Work Title Toccata in D minor for Piano Op.11
Composition Year 1912
Artist(s) Tamar Beraia [piano]
Performance Date Saturday 2nd July 2016
Performance Venue St. Brendan's Church, Bantry, Co Cork, Ireland
Event Crespo Series
Duration 00:04:20
Recording Engineer Richard McCullough, RTÉ lyric fm
Instrumentation Category Solo
Instrumentation pf
Programme Note Writer © Francis Humphrys

In December 1908, the seventeen-year-old Prokofiev gave his début concert at the St Petersburg Evenings of Contemporary Music. The audience loved his wild, unbridled fantasy and from then on the composer-pianist made his piano works not only vehicles for daring harmonic experiments but also conscious attempts to bedazzle and shock.

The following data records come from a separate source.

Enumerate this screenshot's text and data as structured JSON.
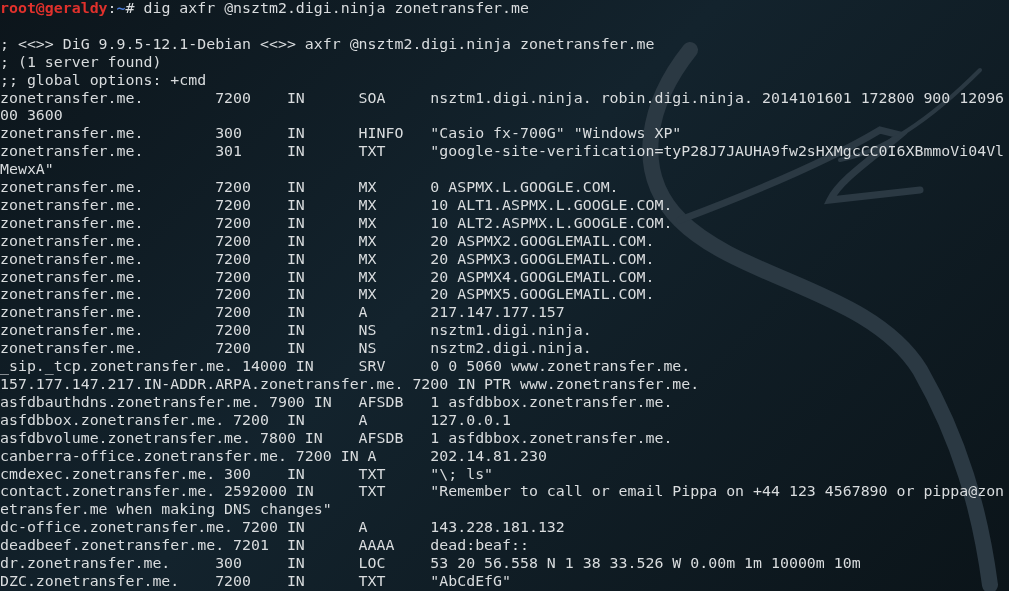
{
  "prompt": {
    "user_host": "root@geraldy",
    "separator": ":",
    "path": "~",
    "symbol": "#",
    "command": "dig axfr @nsztm2.digi.ninja zonetransfer.me"
  },
  "output": [
    "; <<>> DiG 9.9.5-12.1-Debian <<>> axfr @nsztm2.digi.ninja zonetransfer.me",
    "; (1 server found)",
    ";; global options: +cmd",
    "zonetransfer.me.        7200    IN      SOA     nsztm1.digi.ninja. robin.digi.ninja. 2014101601 172800 900 1209600 3600",
    "zonetransfer.me.        300     IN      HINFO   \"Casio fx-700G\" \"Windows XP\"",
    "zonetransfer.me.        301     IN      TXT     \"google-site-verification=tyP28J7JAUHA9fw2sHXMgcCC0I6XBmmoVi04VlMewxA\"",
    "zonetransfer.me.        7200    IN      MX      0 ASPMX.L.GOOGLE.COM.",
    "zonetransfer.me.        7200    IN      MX      10 ALT1.ASPMX.L.GOOGLE.COM.",
    "zonetransfer.me.        7200    IN      MX      10 ALT2.ASPMX.L.GOOGLE.COM.",
    "zonetransfer.me.        7200    IN      MX      20 ASPMX2.GOOGLEMAIL.COM.",
    "zonetransfer.me.        7200    IN      MX      20 ASPMX3.GOOGLEMAIL.COM.",
    "zonetransfer.me.        7200    IN      MX      20 ASPMX4.GOOGLEMAIL.COM.",
    "zonetransfer.me.        7200    IN      MX      20 ASPMX5.GOOGLEMAIL.COM.",
    "zonetransfer.me.        7200    IN      A       217.147.177.157",
    "zonetransfer.me.        7200    IN      NS      nsztm1.digi.ninja.",
    "zonetransfer.me.        7200    IN      NS      nsztm2.digi.ninja.",
    "_sip._tcp.zonetransfer.me. 14000 IN     SRV     0 0 5060 www.zonetransfer.me.",
    "157.177.147.217.IN-ADDR.ARPA.zonetransfer.me. 7200 IN PTR www.zonetransfer.me.",
    "asfdbauthdns.zonetransfer.me. 7900 IN   AFSDB   1 asfdbbox.zonetransfer.me.",
    "asfdbbox.zonetransfer.me. 7200  IN      A       127.0.0.1",
    "asfdbvolume.zonetransfer.me. 7800 IN    AFSDB   1 asfdbbox.zonetransfer.me.",
    "canberra-office.zonetransfer.me. 7200 IN A      202.14.81.230",
    "cmdexec.zonetransfer.me. 300    IN      TXT     \"\\; ls\"",
    "contact.zonetransfer.me. 2592000 IN     TXT     \"Remember to call or email Pippa on +44 123 4567890 or pippa@zonetransfer.me when making DNS changes\"",
    "dc-office.zonetransfer.me. 7200 IN      A       143.228.181.132",
    "deadbeef.zonetransfer.me. 7201  IN      AAAA    dead:beaf::",
    "dr.zonetransfer.me.     300     IN      LOC     53 20 56.558 N 1 38 33.526 W 0.00m 1m 10000m 10m",
    "DZC.zonetransfer.me.    7200    IN      TXT     \"AbCdEfG\""
  ]
}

The ferocious Toccata was clearly designed by the young firebrand to leave audiences stunned by his virtuosity and to add to his reputation as an enfant terrible. It was doubtless composed as an encore piece to round off his increasingly successful recitals, while its publication acted as a challenge to other pianists. It was unlike anything heard before – manic, driving, percussive and dissonant, the devil let loose on the keyboard